Lecture 10 from the Stanford University iPhone Application Programming class was hosted by Alan Cannistraro. He covered memory and performance, two topics that are often overlooked when developing software for mobile devices.
His talk included a demonstration on using Instruments to find memory leaks and memory allocations, the dangers of autorelease objects, and using NSThread and an NSOperationQueue to keep the program running during blocking operations.
If I ever get a halfway functional iPhone app developed, the information about finding memory leaks and threading should prove very useful.
Michael Neel has posted a recap of the CodeStock 2009 developer conference.
Thanks again to Michael for a humdinger of a conference.
Lecture 9 from the Stanford University iPhone Application Programming class was hosted by Evan Doll, clad in another interesting t-shirt. His topic of the day was persisting data on the iPhone by the use of property lists and SQLite databases, and communicating with web services using the JSON framework.
His talk was incredibly informative and straightforward, and I thought the demos that he used emphasized his points perfectly. Specifically, he covered reading and writing arrays and dictionaries to the iPhone’s file system, use of the NSCoding protocol, basic SQLite operations, and a demo that showed using the json-framework to pull down data from the Flickr web site and display image search results in a list. Finally, at the end, Evan talked about passing data between objects (such as from a list controller to a detail view controller).
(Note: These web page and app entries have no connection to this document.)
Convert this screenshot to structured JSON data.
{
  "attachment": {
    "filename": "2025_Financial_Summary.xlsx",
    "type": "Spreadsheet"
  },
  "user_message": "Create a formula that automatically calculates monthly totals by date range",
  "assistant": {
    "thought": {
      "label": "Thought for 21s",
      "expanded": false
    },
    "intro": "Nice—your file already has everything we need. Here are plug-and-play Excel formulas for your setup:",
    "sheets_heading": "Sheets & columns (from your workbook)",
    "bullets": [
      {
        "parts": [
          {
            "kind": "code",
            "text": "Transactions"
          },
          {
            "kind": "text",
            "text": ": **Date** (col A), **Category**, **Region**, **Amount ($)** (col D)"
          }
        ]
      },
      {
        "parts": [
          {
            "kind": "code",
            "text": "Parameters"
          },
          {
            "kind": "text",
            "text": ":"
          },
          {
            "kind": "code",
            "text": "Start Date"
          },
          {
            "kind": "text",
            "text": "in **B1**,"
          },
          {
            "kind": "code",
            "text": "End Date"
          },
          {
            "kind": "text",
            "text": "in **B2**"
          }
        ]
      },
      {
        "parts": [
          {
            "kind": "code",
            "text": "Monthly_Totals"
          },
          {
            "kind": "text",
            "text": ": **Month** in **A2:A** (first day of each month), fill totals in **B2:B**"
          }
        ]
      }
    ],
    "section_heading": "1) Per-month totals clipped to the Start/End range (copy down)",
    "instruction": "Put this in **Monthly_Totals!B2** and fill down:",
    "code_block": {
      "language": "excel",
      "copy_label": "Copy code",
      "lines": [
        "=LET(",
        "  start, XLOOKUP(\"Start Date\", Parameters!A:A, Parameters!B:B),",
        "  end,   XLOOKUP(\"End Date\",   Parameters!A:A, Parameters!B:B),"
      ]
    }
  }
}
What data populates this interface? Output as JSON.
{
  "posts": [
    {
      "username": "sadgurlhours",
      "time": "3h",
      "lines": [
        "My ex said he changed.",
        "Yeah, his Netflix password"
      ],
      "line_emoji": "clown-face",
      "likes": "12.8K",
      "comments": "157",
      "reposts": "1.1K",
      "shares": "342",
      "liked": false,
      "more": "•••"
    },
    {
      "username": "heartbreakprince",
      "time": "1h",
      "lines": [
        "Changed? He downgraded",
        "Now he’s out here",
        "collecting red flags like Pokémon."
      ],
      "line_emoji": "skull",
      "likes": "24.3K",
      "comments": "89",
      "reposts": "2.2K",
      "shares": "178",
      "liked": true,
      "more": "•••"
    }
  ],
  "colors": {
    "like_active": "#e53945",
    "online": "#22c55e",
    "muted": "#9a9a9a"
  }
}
The SQLite information should prove extremely valuable, as I am going to want to do some data storage in my iPhone app that goes beyond simply storing preferences in the NSUserDefaults area.